One would expect that an effective treatment for Alzheimer’s disease (AD) would be pharmacological. And yet, 99 percent of AD drug trials fail. The last time the FDA approved an AD drug was 2003.
Acupuncturists might focus on neuroregeneration using neuroacupuncture. In a similar fashion, a new modality — photobiomodulation (PBM) — has been building its case as a credible treatment alternative for AD. Rather than targeting a single biological mechanism, it helps the brain repair itself.
Photobiomodulation uses near-infrared light to stimulate, heal, regenerate and protect brain cells and tissues that have been injured, are degenerating or are at risk of dying. A high-quality PBM device sends photons of light through the skull, stimulating brain cells to increase metabolic energy, and increase cerebral blood flow and neuroconnectivity.
Many studies have used photobiomodulation for cognitive decline and dementia/AD. Currently, there is a large clinical trial being run at eight sites across North America.
Using light is easy.
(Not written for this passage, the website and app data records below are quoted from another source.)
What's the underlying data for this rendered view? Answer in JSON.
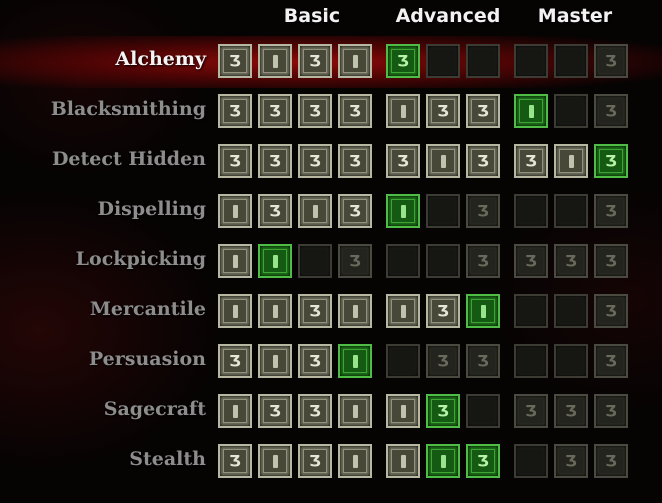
{
  "headers": {
    "basic": "Basic",
    "advanced": "Advanced",
    "master": "Master"
  },
  "colors": {
    "owned_tile": "#6e6e5c",
    "learned_tile": "#1d6e19",
    "available_tile": "#2b2b24",
    "empty_tile": "#1b1b17",
    "selected_band": "#960a0a",
    "selected_label": "#f4f4f4",
    "label": "#8d8d8d"
  },
  "glyph_legend": {
    "R": "rune-icon",
    "B": "bar-icon"
  },
  "state_legend": {
    "o": "owned",
    "g": "learned",
    "d": "available",
    "e": "empty"
  },
  "skills": [
    {
      "name": "Alchemy",
      "selected": true,
      "tiles": [
        "oR",
        "oB",
        "oR",
        "oB",
        "gR",
        "eN",
        "eN",
        "eN",
        "eN",
        "dR"
      ]
    },
    {
      "name": "Blacksmithing",
      "selected": false,
      "tiles": [
        "oR",
        "oR",
        "oR",
        "oR",
        "oB",
        "oR",
        "oR",
        "gB",
        "eN",
        "dR"
      ]
    },
    {
      "name": "Detect Hidden",
      "selected": false,
      "tiles": [
        "oR",
        "oR",
        "oR",
        "oR",
        "oR",
        "oB",
        "oR",
        "oR",
        "oB",
        "gR"
      ]
    },
    {
      "name": "Dispelling",
      "selected": false,
      "tiles": [
        "oB",
        "oR",
        "oB",
        "oR",
        "gB",
        "eN",
        "dR",
        "eN",
        "eN",
        "dR"
      ]
    },
    {
      "name": "Lockpicking",
      "selected": false,
      "tiles": [
        "oB",
        "gB",
        "eN",
        "dR",
        "eN",
        "eN",
        "dR",
        "dR",
        "dR",
        "dR"
      ]
    },
    {
      "name": "Mercantile",
      "selected": false,
      "tiles": [
        "oB",
        "oB",
        "oR",
        "oB",
        "oB",
        "oR",
        "gB",
        "eN",
        "eN",
        "dR"
      ]
    },
    {
      "name": "Persuasion",
      "selected": false,
      "tiles": [
        "oR",
        "oB",
        "oR",
        "gB",
        "eN",
        "dR",
        "dR",
        "eN",
        "eN",
        "dR"
      ]
    },
    {
      "name": "Sagecraft",
      "selected": false,
      "tiles": [
        "oB",
        "oR",
        "oR",
        "oB",
        "oB",
        "gR",
        "eN",
        "dR",
        "dR",
        "dR"
      ]
    },
    {
      "name": "Stealth",
      "selected": false,
      "tiles": [
        "oR",
        "oB",
        "oR",
        "oB",
        "oB",
        "gB",
        "gR",
        "eN",
        "dR",
        "dR"
      ]
    }
  ]
}
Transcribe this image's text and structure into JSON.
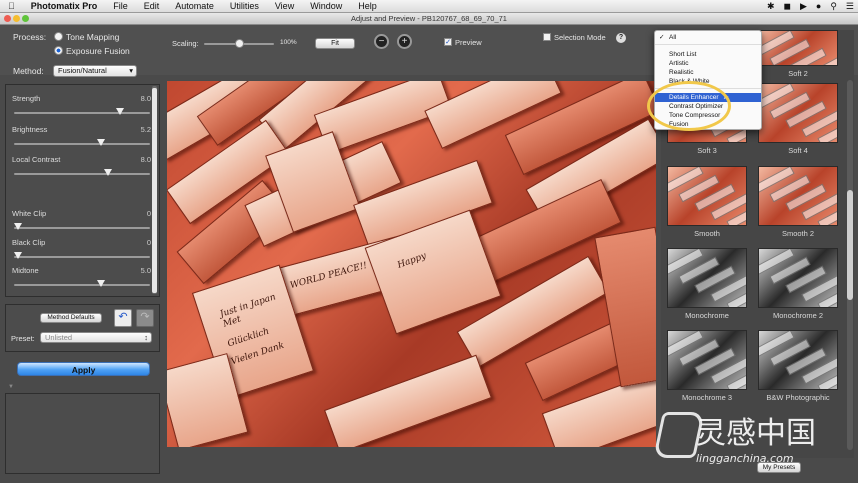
{
  "menubar": {
    "app": "Photomatix Pro",
    "items": [
      "File",
      "Edit",
      "Automate",
      "Utilities",
      "View",
      "Window",
      "Help"
    ]
  },
  "window": {
    "title": "Adjust and Preview - PB120767_68_69_70_71"
  },
  "toolbar": {
    "process_label": "Process:",
    "process_options": [
      "Tone Mapping",
      "Exposure Fusion"
    ],
    "process_selected": "Exposure Fusion",
    "method_label": "Method:",
    "method_value": "Fusion/Natural",
    "scaling_label": "Scaling:",
    "scaling_value": "100%",
    "scaling_fraction": 0.5,
    "fit_label": "Fit",
    "preview_label": "Preview",
    "preview_checked": true,
    "selection_mode_label": "Selection Mode",
    "selection_mode_checked": false,
    "help_label": "?"
  },
  "sliders": [
    {
      "label": "Strength",
      "value": "8.0",
      "fraction": 0.8
    },
    {
      "label": "Brightness",
      "value": "5.2",
      "fraction": 0.65
    },
    {
      "label": "Local Contrast",
      "value": "8.0",
      "fraction": 0.7
    },
    {
      "label": "White Clip",
      "value": "0",
      "fraction": 0.0
    },
    {
      "label": "Black Clip",
      "value": "0",
      "fraction": 0.0
    },
    {
      "label": "Midtone",
      "value": "5.0",
      "fraction": 0.65
    }
  ],
  "defaults": {
    "method_defaults_label": "Method Defaults",
    "preset_label": "Preset:",
    "preset_value": "Unlisted"
  },
  "apply_label": "Apply",
  "preview_image": {
    "writings": [
      "WORLD PEACE!!",
      "Just in Japan",
      "Met",
      "Glücklich",
      "Vielen Dank",
      "Happy"
    ]
  },
  "dropdown": {
    "checked_item": "All",
    "items": [
      "All",
      "Short List",
      "Artistic",
      "Realistic",
      "Black & White",
      "Details Enhancer",
      "Contrast Optimizer",
      "Tone Compressor",
      "Fusion"
    ],
    "selected": "Details Enhancer"
  },
  "thumbnails": [
    {
      "caption": "Soft 2",
      "style": "color"
    },
    {
      "caption": "Soft 3",
      "style": "color"
    },
    {
      "caption": "Soft 4",
      "style": "color"
    },
    {
      "caption": "Smooth",
      "style": "color"
    },
    {
      "caption": "Smooth 2",
      "style": "color"
    },
    {
      "caption": "Monochrome",
      "style": "mono"
    },
    {
      "caption": "Monochrome 2",
      "style": "mono"
    },
    {
      "caption": "Monochrome 3",
      "style": "mono"
    },
    {
      "caption": "B&W Photographic",
      "style": "mono"
    }
  ],
  "my_presets_label": "My Presets",
  "watermark": {
    "brand": "灵感中国",
    "url": "lingganchina.com"
  }
}
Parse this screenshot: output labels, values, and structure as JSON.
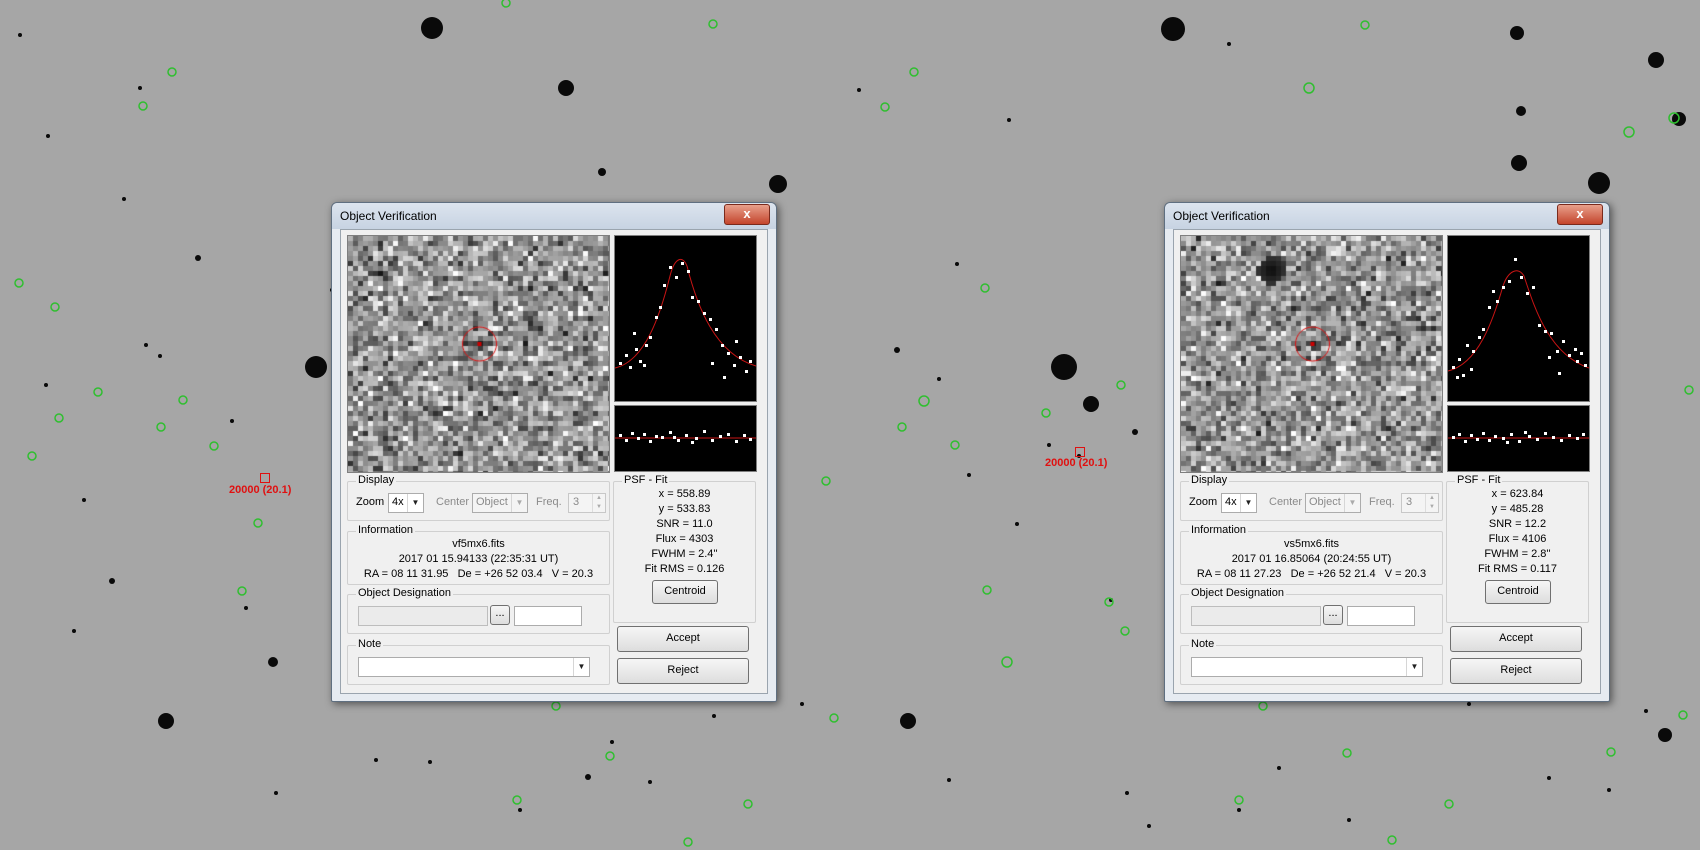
{
  "dialog_title": "Object Verification",
  "target_label": "20000 (20.1)",
  "close_symbol": "x",
  "panels": [
    {
      "display": {
        "group_label": "Display",
        "zoom_label": "Zoom",
        "zoom_value": "4x",
        "center_label": "Center",
        "center_value": "Object",
        "freq_label": "Freq.",
        "freq_value": "3"
      },
      "information": {
        "group_label": "Information",
        "filename": "vf5mx6.fits",
        "datetime": "2017 01 15.94133 (22:35:31 UT)",
        "coords": "RA = 08 11 31.95   De = +26 52 03.4   V = 20.3"
      },
      "designation": {
        "group_label": "Object Designation",
        "browse_label": "..."
      },
      "note": {
        "group_label": "Note"
      },
      "psf": {
        "group_label": "PSF - Fit",
        "x": "x = 558.89",
        "y": "y = 533.83",
        "snr": "SNR = 11.0",
        "flux": "Flux = 4303",
        "fwhm": "FWHM = 2.4''",
        "rms": "Fit RMS = 0.126",
        "centroid_label": "Centroid"
      },
      "accept_label": "Accept",
      "reject_label": "Reject"
    },
    {
      "display": {
        "group_label": "Display",
        "zoom_label": "Zoom",
        "zoom_value": "4x",
        "center_label": "Center",
        "center_value": "Object",
        "freq_label": "Freq.",
        "freq_value": "3"
      },
      "information": {
        "group_label": "Information",
        "filename": "vs5mx6.fits",
        "datetime": "2017 01 16.85064 (20:24:55 UT)",
        "coords": "RA = 08 11 27.23   De = +26 52 21.4   V = 20.3"
      },
      "designation": {
        "group_label": "Object Designation",
        "browse_label": "..."
      },
      "note": {
        "group_label": "Note"
      },
      "psf": {
        "group_label": "PSF - Fit",
        "x": "x = 623.84",
        "y": "y = 485.28",
        "snr": "SNR = 12.2",
        "flux": "Flux = 4106",
        "fwhm": "FWHM = 2.8''",
        "rms": "Fit RMS = 0.117",
        "centroid_label": "Centroid"
      },
      "accept_label": "Accept",
      "reject_label": "Reject"
    }
  ],
  "colors": {
    "sky": "#a6a6a6",
    "star": "#080808",
    "marker_green": "#2fbf2f",
    "target_red": "#e01010",
    "fit_curve": "#c81414"
  }
}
It’s noninvasive and unlike medication, it is able to affect multiple neural pathways, which may make it an elegant solution to a very complex problem.